Today’s quality and management systems tend to focus on documenting compliance with ISO-standards. Furthermore, they are oftentimes procedure based. These management systems are geared towards the past, rather than the present and the future. This is problematic because within such systems the efforts companies make to innovate and continuously improve remain undocumented, and in turn become fragmented.
A familiar wave
Fragmented innovation and improvement initiatives aren’t novelties within the quality management field. The Lean Wave serves as an example of this. During the Lean Wave companies seldom took their point of departure from their quality and management systems. Nor did they incorporate the new and leaner processes in these, the result of which was leaner, but not lasting, improvement.
Why did so many Lean initiatives chose to disregard companies’ quality and management systems?
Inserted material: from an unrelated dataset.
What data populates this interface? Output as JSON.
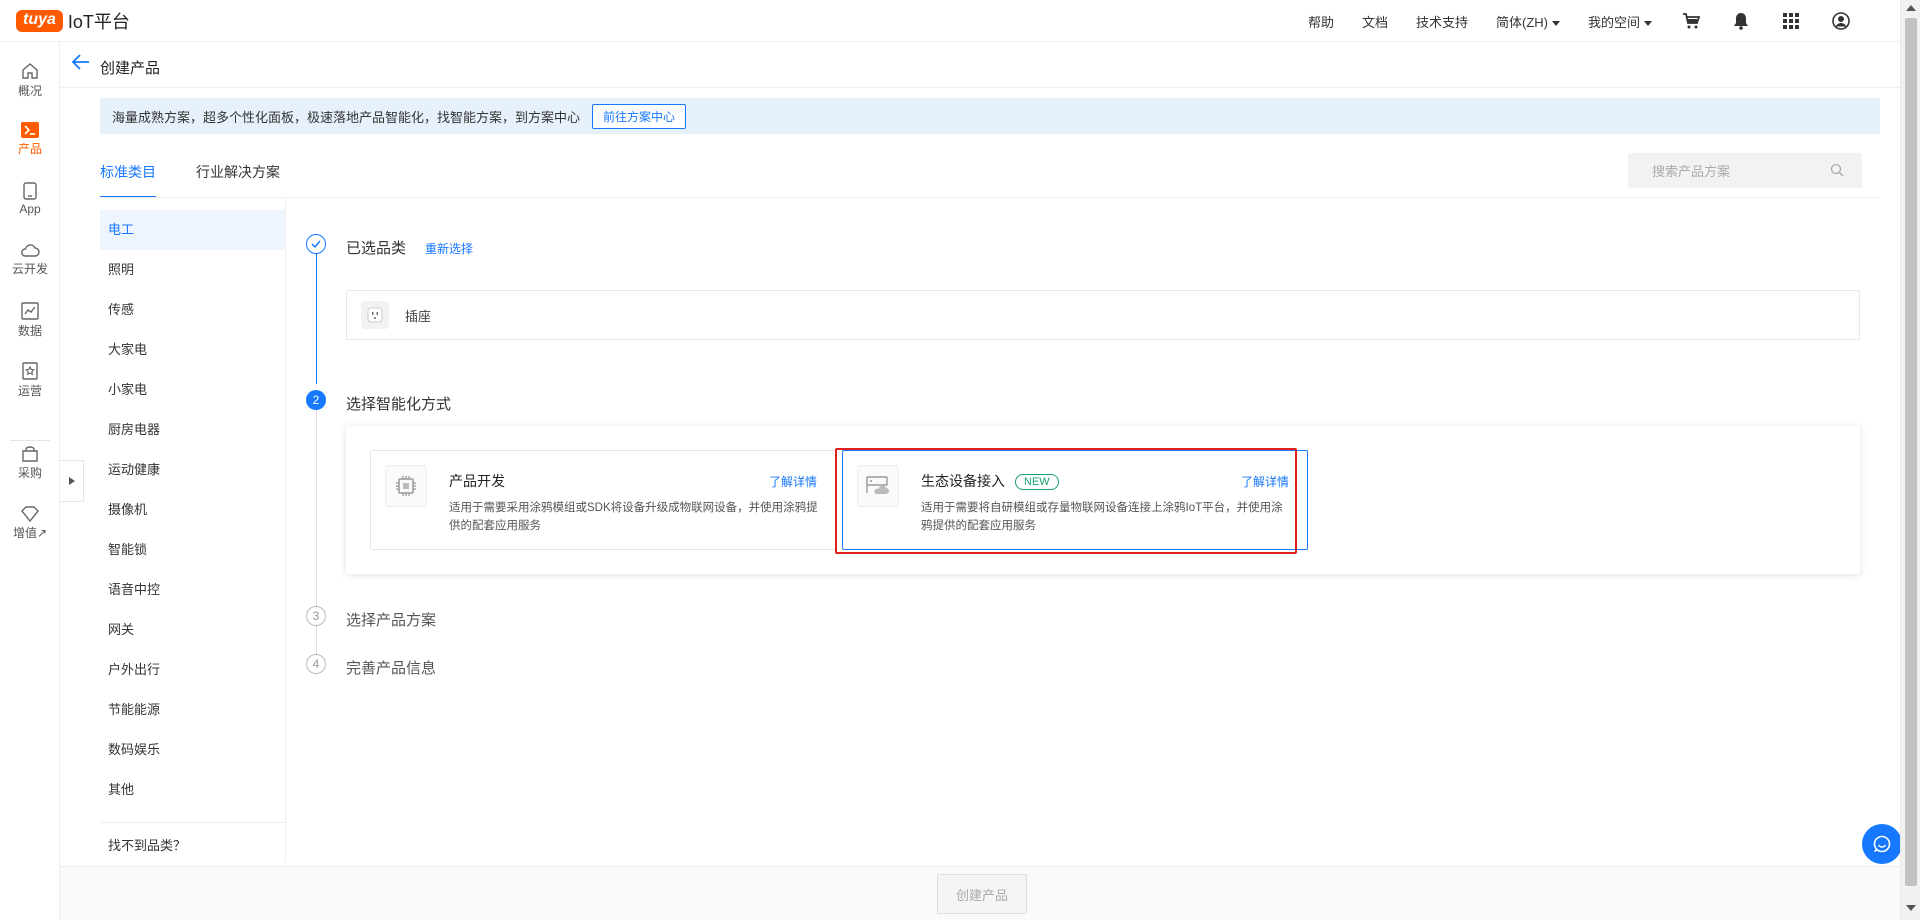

We believe the answer to this question is that what was documented in the systems did not represent reality. This paved the wave for process improvement projects aimed at “radical change” and “thinking new and differently”. Rather than focusing on bridging the gap between “has-been” and “to-be”, companies opted for setting up parallel process architectures, leading to further fragmentation.
A new wave
We are now entering a new wave, The Wave of Digitalization. Processes, either in part or in full, are being automated and that at the speed of light. As David Autor, professor of at the Massachusetts Institute of Technology, noted recently “There is no question we are in an era of change where people are asking, ‘Is the Robocalypse upon us?’”
We do not share the fear of increased robotization, but we have asked ourselves what the trend entails for today’s management systems. In short, we see the need for a new generation of management systems.
The next generation management system
The digitalization and automatization efforts of companies today tend to be documented and controlled outside any Business Process Management System (BPMS). We are oftentimes met with the rationale that employees do not have to concern themselves with automated processes, as they run on their own. This is an unfortunate and dangerous assumption.
Though digitalized or automated, processes must comply with rules and regulations and be aligned with the company they are a part and parcel of. Thus, they too must be managed. We therefore make the case for incorporating the automated processes of tomorrow in a management system for tomorrow. This will create a true representation of how work gets done in the digital age.
Such incorporation brings about an interesting, yet often overlooked challenge. Where should the process ownership of automated processes lie? At companies’ quality, IT- or digitalization departments? This question quickly arises as companies begin implementing and documenting their automatization efforts, such as those within Robotic Process Automation.
We believe that by gathering a company’s many processes, systems, as well as its improvement and digitalization efforts in a shared system of management it will encouraged to, and assisted in, becoming more aligned. With alignment comes agility. And increased agility will be vital for companies’ ability to catch and ride the wave of digitalization.